Excellent read. You really feel the desperation and emotion that these poor people experienced under such extreme circumstances in the gulags. Some of the book was difficult to get through. It was time well spent and really made me a thankful for where I live and for the blessings I have. I recommend it highly.
One Day in the Life of Ivan Denisovich gives any reader a reachable introduction to Solzhenitsyn. By dwelling on the concrete and living within Ivan's thoughts about his practical problems, Solzhenitsyn soulfully paints a lifescape of the goulag and the effects of Communism on regular people.
Here, in the authors nascent novel, he recounts the daily existence in the Siberian gulags of the 1940s-50s. Life is harsh for the prisoners and soldiers alike. Each face severe penalty for infraction of the rules. This short novel (only 140 pages) is a good introduction to the authors work.
A great look at another time and culture. Probably one of the most depressing books I have read. These men have no hope, no life. Even some extra bread is enough to bring some joy. If you think you have it bad then you need to read this.
This is the terifying story of an almost unbelievable man-made hell- the Soviet work camps and one man's heroic struggle to survive in the face of the most determined efforts to destroy him. A scathing indictment of Communist tyranny that has shaken the whole Soviet world.
True story of the brutal Siberian prison work camp under Stalin's rule. Could not put it down. Recounts one day in the prison and work camp during a typically cold winter day. Quick read and worth the journey.
Russians who were sent to the Gulag under Stalin's regime had no rights. They were kept incommunicado, subjected to cold, hunger, and harsh interrogations. A chilling reminder of the inhumanity of the Soviet regime.
Ed G. (hometown) reviewed One Day in the Life of Ivan Denisovich on
Alexander Solzhenytsin first burst on to the literary scene in this harrowing autobiographical novel based on his own experiences as a prisoner on a Siberian gulag after World War II. It was published in 1962 with the personal authorization of Soviet Premier Nikita Krushchev. Ironically, it was the last time Solzhenytsin would enjoy such official sanction. Almost immediately the lid came down on him. It's easy to see why. This book shows just how rotten, vile, hypocritical, and thoroughly despicable Stalinist Russia really was, and anyone die-hard Marxist who argues the contrary needs his eyes opened. Ironically, the book's publication in 1962 was taken as proof that the Soviet Union had changed, and Communist Parties in the west were among its most enthusiastic supporters. Solzhenitsyn writes in a spare, colloquial style, with liberal use of obscenity and slang, taking us through a typical day in the life of a typical prisoner. There is no torture or undue brutality, just back-breaking labor and no personal freedom. Although the Soviet empire crumbled in the early 1990s, it's easy to see that Solzhenitsyn's message is as pertinent today as ever, especially in the aftermath of Abu Ghraib and Guantanamo. This is a book everyone should read at least once, whatever their ideology.
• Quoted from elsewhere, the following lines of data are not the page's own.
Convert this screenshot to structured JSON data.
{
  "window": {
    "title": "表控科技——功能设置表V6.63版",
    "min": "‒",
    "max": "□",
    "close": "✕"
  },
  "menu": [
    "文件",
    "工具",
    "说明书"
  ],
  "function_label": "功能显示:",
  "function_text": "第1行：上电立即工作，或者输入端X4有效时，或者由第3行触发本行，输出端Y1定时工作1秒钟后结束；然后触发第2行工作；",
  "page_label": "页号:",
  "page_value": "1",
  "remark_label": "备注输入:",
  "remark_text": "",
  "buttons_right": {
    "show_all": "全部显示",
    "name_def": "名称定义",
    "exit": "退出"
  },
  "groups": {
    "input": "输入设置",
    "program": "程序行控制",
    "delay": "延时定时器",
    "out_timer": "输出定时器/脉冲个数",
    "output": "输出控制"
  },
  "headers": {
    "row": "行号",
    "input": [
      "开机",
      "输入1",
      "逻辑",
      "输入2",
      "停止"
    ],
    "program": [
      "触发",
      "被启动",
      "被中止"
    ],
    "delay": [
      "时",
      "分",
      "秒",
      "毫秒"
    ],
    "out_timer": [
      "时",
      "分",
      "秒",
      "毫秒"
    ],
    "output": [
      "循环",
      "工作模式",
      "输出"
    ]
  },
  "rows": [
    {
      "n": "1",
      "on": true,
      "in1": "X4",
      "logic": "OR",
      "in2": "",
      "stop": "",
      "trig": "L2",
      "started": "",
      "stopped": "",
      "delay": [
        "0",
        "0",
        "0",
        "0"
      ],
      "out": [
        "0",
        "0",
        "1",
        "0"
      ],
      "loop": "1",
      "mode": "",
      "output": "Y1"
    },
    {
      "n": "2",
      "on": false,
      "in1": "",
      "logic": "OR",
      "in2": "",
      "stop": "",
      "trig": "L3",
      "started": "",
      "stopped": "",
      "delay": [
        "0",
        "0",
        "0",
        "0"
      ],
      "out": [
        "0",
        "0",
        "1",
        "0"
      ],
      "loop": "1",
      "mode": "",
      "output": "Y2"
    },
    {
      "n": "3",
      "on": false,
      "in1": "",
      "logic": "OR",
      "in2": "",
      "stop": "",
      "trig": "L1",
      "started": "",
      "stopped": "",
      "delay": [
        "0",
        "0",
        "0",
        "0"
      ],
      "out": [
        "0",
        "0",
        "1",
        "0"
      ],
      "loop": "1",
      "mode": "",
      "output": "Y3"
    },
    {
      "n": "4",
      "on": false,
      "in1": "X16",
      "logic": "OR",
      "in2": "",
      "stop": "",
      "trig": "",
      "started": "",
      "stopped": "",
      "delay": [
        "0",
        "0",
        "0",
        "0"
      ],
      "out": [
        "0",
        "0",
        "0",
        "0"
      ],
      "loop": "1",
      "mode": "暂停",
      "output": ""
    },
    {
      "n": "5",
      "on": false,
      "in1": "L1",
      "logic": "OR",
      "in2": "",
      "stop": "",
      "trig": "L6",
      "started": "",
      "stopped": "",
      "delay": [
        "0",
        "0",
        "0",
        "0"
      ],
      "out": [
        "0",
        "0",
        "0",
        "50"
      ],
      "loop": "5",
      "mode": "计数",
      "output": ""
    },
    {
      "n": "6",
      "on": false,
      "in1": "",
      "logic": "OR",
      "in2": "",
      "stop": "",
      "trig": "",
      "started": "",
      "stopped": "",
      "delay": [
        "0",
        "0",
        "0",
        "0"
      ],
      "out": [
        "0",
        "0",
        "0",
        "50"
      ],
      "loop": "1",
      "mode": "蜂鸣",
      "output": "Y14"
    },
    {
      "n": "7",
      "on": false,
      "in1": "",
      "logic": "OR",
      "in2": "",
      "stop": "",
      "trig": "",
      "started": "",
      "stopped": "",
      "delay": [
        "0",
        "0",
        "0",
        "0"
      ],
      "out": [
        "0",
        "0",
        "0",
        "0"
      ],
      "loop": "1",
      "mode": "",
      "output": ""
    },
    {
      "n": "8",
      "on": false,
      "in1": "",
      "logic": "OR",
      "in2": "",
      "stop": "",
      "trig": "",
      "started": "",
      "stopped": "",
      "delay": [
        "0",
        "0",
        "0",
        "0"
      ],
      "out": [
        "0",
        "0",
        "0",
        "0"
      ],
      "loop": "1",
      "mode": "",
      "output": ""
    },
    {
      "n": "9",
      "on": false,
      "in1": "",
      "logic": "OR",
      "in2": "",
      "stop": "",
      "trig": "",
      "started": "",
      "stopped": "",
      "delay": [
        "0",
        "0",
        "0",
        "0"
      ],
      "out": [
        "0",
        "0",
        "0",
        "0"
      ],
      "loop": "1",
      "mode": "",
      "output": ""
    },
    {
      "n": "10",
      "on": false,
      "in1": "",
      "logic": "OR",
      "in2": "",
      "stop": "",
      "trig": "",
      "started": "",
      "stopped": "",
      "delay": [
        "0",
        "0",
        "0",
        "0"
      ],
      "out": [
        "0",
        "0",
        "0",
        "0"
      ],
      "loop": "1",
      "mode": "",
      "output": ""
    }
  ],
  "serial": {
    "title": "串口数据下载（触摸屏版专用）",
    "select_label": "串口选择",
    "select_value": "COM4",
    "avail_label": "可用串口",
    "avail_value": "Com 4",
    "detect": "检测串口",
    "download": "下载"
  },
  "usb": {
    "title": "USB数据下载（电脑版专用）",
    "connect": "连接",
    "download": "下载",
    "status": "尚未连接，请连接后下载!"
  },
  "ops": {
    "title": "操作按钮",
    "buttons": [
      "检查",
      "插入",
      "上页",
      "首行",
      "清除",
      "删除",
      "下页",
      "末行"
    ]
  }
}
A Russian Classic, I read this my Russian Culture class at my college.
It gives an interesting insight on a another culture through the story of one man's life. I normally wouldn't read this of my own choice but I'm glad I read it.
The entire book takes place, as the title suggests, in one day. At first I found it dreadfully boring (although reading it for class doen't enthuse me too often) but once you get into it, it's hard to put down. The truth of the subject matter - shocking, especially since it's a work of (mostly) fiction.